### DATA FOR PROCESSING:
◇ ◇ ◇ ◇ ◇
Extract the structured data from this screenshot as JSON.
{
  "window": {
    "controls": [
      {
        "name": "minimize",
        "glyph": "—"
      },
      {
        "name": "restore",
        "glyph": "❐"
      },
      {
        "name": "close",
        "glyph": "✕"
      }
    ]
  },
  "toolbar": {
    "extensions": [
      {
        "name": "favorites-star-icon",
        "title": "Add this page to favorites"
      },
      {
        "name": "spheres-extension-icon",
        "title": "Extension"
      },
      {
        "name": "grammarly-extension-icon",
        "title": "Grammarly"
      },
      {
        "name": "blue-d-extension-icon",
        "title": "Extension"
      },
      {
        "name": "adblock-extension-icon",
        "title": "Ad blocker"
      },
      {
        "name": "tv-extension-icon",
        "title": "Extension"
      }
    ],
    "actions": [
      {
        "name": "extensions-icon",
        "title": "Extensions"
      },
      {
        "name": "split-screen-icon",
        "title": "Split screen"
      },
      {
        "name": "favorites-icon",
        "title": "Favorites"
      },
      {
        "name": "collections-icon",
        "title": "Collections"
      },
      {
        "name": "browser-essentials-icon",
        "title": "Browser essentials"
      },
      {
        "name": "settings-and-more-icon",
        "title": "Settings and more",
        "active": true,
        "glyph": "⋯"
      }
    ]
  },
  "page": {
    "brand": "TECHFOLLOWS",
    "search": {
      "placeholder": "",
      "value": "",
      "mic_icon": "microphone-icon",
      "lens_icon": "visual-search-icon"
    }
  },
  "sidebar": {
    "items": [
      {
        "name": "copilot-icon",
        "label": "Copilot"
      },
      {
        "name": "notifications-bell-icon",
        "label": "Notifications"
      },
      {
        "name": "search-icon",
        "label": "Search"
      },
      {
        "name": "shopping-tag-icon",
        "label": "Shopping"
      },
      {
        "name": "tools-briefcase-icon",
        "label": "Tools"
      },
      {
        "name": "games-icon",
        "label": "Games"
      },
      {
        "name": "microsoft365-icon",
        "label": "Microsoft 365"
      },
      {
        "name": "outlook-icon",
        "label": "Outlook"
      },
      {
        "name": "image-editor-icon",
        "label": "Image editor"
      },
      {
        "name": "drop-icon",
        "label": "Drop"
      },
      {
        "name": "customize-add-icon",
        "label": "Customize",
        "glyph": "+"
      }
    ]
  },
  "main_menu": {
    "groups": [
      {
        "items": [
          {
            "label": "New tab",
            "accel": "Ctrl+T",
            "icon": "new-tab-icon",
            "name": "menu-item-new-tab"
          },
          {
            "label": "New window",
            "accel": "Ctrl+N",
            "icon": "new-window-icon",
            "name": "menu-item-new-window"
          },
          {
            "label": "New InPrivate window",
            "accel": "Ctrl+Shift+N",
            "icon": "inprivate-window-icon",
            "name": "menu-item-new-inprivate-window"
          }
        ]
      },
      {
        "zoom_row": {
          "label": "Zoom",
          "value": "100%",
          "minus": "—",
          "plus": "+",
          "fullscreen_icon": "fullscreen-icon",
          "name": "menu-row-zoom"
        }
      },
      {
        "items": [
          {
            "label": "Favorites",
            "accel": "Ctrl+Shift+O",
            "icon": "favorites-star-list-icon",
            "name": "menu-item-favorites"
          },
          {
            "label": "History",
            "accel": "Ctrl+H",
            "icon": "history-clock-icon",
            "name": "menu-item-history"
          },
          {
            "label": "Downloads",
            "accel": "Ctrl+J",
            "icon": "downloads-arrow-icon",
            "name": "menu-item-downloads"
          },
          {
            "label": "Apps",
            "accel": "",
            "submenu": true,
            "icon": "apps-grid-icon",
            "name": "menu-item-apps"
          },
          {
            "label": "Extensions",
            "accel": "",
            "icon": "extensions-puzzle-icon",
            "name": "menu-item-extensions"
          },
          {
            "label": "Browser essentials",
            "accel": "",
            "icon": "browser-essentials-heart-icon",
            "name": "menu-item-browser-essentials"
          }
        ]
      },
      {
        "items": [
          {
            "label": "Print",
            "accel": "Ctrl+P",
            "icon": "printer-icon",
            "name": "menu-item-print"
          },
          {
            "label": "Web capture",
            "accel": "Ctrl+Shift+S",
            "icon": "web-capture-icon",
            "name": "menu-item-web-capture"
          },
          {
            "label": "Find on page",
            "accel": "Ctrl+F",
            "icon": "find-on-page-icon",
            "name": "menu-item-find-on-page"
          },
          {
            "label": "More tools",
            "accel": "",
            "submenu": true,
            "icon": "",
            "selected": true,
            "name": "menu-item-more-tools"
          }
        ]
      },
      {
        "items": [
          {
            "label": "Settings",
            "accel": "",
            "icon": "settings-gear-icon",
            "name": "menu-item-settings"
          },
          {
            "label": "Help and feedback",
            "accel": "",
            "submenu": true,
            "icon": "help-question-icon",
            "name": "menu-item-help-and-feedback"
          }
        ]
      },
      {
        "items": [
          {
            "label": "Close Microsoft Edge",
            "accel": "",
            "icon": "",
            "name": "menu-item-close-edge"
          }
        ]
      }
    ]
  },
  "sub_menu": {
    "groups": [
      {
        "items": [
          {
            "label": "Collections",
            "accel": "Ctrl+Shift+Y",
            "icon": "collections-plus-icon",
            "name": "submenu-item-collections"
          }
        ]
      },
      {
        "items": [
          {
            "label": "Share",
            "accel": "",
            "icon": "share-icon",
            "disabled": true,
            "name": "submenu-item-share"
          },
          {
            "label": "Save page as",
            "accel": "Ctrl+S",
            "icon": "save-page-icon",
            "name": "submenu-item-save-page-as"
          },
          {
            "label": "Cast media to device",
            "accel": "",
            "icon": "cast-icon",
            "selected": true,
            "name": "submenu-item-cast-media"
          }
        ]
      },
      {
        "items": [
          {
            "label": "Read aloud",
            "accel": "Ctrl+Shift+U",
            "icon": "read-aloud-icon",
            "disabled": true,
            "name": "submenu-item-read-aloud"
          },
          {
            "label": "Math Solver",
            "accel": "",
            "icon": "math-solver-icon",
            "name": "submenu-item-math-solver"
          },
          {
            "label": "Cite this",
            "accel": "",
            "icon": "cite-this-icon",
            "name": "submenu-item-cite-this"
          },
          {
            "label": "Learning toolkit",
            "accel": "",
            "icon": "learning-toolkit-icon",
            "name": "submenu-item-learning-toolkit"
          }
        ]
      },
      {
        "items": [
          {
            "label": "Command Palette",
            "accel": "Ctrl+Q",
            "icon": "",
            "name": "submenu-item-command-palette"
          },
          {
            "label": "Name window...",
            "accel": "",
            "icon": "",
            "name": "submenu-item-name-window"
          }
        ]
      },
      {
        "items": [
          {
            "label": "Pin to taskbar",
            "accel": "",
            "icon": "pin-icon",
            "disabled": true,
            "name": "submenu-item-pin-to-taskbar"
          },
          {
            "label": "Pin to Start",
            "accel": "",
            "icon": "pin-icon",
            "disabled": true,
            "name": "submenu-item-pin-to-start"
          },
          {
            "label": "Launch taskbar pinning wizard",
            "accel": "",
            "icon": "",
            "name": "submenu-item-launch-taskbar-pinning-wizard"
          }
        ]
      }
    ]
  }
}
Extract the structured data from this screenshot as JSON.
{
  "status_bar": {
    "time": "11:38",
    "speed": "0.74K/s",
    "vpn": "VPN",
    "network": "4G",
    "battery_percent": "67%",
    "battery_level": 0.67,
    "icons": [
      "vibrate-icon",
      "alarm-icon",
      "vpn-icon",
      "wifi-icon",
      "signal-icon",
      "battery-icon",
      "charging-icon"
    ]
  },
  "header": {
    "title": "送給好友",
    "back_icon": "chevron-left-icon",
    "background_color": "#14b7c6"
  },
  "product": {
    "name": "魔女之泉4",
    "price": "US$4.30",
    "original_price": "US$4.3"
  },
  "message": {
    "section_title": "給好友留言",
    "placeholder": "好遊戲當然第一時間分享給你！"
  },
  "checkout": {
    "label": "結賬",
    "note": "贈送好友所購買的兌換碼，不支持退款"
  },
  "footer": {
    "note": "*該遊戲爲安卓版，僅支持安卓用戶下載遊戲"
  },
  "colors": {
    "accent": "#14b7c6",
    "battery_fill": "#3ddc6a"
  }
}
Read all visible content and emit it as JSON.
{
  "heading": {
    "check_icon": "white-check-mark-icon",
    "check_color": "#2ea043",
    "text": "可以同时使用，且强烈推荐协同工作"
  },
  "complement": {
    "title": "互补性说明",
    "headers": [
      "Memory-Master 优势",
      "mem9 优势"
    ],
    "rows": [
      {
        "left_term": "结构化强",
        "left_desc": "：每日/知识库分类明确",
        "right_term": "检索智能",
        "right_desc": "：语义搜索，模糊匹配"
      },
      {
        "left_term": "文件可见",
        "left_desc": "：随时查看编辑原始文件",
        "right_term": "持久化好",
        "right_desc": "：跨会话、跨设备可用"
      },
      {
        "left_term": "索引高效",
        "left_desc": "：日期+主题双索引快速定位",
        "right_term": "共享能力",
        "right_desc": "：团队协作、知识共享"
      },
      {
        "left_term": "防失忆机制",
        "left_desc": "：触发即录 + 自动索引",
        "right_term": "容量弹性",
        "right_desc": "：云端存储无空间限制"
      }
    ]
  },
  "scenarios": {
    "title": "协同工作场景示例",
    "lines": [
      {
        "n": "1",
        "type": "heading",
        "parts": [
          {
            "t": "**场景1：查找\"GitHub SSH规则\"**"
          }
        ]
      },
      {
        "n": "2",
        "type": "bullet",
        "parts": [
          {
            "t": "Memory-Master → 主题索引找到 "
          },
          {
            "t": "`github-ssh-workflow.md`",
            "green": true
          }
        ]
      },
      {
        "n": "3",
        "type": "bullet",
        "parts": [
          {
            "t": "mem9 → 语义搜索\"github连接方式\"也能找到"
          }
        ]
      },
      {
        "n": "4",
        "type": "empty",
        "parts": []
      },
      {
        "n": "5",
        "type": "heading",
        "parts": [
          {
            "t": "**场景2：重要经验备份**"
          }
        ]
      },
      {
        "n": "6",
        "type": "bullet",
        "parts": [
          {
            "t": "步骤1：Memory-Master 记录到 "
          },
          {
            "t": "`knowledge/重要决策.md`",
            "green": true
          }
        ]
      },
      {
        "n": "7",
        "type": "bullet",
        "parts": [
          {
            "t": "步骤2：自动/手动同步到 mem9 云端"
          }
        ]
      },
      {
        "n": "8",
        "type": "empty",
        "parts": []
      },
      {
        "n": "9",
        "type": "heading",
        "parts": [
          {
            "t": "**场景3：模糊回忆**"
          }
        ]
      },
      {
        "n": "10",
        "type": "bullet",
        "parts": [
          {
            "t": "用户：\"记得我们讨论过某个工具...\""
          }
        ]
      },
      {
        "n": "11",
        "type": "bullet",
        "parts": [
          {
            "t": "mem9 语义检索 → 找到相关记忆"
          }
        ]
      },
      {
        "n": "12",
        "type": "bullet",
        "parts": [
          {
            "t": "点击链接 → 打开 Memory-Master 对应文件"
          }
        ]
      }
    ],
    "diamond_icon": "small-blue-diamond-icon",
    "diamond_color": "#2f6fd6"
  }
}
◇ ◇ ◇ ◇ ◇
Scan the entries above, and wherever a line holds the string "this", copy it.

### TASK SOLUTION:
Extract the structured data from this screenshot as JSON.
        "title": "Add this page to favorites"
            "label": "Cite this",
            "icon": "cite-this-icon",
            "name": "submenu-item-cite-this"
Extract the structured data from this screenshot as JSON.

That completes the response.